**Your instructions**
Go through the entries below. Copy out every line that contains "title".

**Dataset rows describing interfaces**
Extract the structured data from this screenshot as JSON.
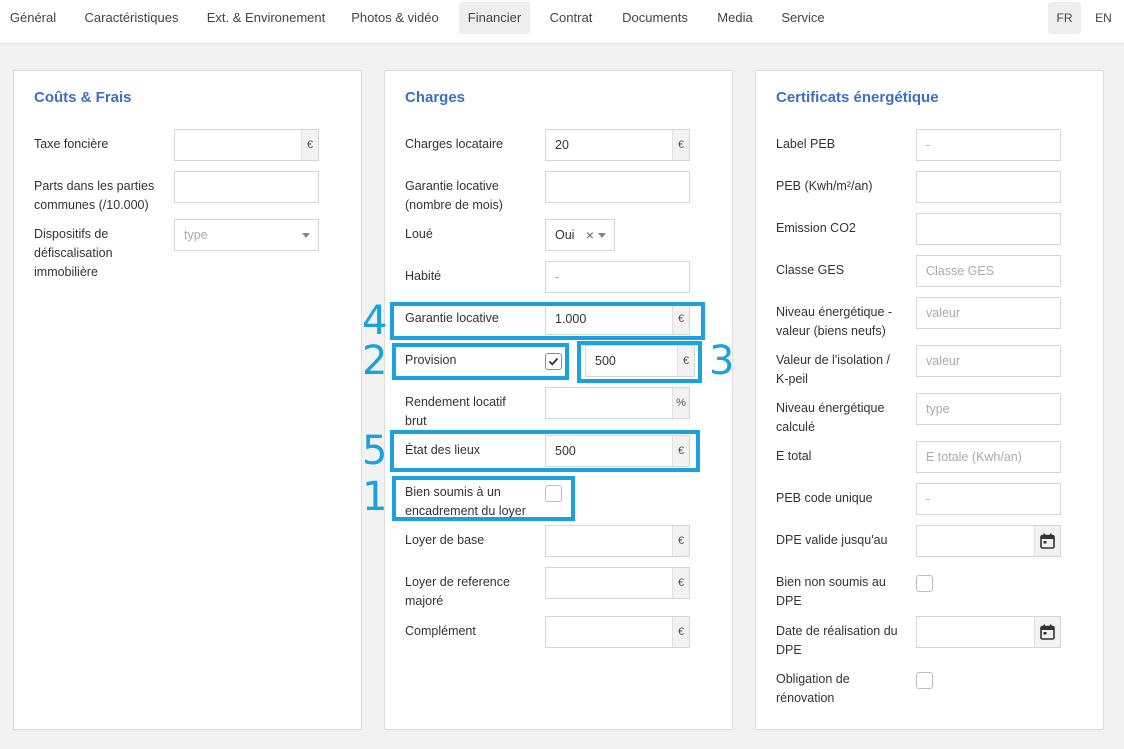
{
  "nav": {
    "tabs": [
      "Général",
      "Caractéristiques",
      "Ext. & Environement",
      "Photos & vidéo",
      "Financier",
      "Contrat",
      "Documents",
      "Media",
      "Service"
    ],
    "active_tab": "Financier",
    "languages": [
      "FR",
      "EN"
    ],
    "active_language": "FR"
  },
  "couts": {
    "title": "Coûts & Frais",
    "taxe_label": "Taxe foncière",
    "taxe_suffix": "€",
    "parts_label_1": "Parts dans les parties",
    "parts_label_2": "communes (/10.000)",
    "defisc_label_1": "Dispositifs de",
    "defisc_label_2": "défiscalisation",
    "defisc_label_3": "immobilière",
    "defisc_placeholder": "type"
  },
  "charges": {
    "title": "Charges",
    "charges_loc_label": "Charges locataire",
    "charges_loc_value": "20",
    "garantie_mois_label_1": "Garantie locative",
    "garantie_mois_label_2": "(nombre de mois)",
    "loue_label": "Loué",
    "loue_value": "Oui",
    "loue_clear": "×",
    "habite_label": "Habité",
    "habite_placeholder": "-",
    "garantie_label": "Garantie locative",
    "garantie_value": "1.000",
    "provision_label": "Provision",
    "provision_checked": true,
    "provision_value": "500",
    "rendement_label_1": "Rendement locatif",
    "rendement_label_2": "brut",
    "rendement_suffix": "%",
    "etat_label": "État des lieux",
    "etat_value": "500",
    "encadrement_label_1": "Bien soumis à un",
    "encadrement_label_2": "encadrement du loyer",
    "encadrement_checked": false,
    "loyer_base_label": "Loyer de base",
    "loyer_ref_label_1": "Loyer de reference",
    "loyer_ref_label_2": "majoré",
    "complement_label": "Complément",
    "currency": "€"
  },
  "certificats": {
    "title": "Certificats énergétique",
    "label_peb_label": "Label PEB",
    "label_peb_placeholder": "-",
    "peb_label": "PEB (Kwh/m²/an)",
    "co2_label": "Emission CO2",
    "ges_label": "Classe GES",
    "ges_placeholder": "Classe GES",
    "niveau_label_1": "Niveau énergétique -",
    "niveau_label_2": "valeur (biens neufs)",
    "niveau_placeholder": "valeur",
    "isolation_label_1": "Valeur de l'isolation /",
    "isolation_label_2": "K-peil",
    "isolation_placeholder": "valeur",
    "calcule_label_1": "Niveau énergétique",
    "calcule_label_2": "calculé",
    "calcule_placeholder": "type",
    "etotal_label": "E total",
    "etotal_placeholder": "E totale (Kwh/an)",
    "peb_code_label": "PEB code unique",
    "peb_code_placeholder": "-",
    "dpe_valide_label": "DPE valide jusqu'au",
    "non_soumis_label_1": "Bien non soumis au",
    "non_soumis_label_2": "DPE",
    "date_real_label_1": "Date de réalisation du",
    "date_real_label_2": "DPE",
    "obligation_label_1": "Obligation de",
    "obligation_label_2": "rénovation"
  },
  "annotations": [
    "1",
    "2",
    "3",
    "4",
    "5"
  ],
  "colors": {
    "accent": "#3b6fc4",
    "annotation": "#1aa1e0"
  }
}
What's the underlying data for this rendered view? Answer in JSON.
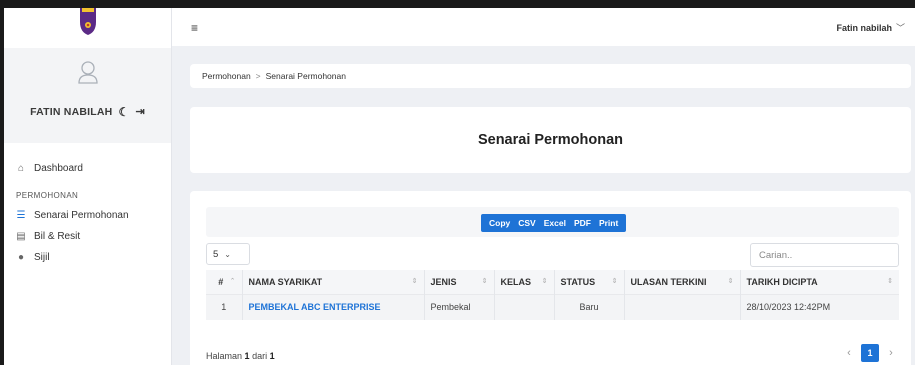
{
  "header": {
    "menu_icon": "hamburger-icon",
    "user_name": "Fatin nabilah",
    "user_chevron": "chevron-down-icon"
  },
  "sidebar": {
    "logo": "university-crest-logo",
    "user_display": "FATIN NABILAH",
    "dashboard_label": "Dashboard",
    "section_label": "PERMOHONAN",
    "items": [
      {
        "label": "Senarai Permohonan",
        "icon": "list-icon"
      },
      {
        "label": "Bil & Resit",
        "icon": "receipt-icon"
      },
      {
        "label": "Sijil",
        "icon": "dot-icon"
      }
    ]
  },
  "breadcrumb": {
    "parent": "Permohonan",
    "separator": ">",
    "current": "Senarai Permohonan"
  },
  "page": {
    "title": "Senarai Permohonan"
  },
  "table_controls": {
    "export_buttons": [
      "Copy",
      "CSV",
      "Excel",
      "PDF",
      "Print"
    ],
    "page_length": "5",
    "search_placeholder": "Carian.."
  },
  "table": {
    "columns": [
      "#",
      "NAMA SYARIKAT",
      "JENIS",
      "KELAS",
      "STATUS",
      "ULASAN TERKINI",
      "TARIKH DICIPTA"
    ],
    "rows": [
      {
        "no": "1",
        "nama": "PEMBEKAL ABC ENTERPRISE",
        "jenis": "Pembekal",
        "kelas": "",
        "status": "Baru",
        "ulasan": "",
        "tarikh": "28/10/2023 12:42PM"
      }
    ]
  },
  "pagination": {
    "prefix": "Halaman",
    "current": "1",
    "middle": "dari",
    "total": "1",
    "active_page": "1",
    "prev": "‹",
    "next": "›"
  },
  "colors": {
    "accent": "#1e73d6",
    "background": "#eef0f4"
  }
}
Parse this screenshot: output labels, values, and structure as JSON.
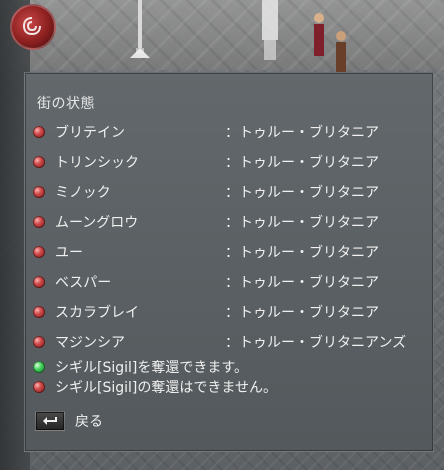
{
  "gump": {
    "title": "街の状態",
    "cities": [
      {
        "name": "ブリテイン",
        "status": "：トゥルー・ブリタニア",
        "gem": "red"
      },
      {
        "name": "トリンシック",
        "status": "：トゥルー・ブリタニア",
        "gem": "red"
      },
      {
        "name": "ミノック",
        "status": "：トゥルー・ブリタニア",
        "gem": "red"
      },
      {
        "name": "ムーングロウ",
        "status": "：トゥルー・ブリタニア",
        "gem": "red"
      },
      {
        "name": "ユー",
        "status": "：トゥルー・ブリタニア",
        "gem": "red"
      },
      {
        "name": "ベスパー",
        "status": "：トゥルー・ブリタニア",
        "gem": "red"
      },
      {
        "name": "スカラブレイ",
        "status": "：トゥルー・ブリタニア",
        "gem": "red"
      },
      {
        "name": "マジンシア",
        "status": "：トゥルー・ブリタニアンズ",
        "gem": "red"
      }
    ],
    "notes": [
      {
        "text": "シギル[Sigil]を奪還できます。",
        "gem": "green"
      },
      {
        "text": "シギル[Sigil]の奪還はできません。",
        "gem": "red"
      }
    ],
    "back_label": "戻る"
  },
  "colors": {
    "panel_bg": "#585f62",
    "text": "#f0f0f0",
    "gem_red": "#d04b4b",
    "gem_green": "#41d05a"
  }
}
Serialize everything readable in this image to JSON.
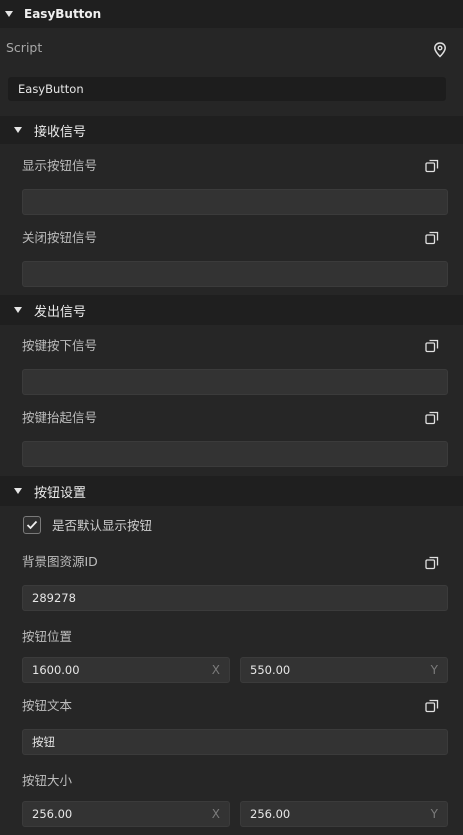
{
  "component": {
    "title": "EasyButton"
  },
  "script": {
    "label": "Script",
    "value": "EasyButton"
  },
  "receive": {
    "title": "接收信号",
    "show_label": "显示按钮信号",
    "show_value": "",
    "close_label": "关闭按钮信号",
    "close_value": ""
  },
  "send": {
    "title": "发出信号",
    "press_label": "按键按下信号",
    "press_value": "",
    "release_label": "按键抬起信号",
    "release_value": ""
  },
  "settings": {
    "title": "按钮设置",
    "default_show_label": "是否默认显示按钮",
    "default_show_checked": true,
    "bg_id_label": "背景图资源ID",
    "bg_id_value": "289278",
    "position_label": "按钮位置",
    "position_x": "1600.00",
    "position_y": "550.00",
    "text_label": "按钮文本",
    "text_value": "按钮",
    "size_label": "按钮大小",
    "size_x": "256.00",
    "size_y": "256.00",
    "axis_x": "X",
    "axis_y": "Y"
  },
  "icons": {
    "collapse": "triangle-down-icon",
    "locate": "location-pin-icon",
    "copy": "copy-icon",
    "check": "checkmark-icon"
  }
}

**Reply to the exercise**
    "title": "Coûts & Frais",
    "title": "Charges",
    "title": "Certificats énergétique",
    "title": "Senarai Permohonan"
    "title": "街の状態",
    "title": "EasyButton"
    "title": "接收信号",
    "title": "发出信号",
    "title": "按钮设置",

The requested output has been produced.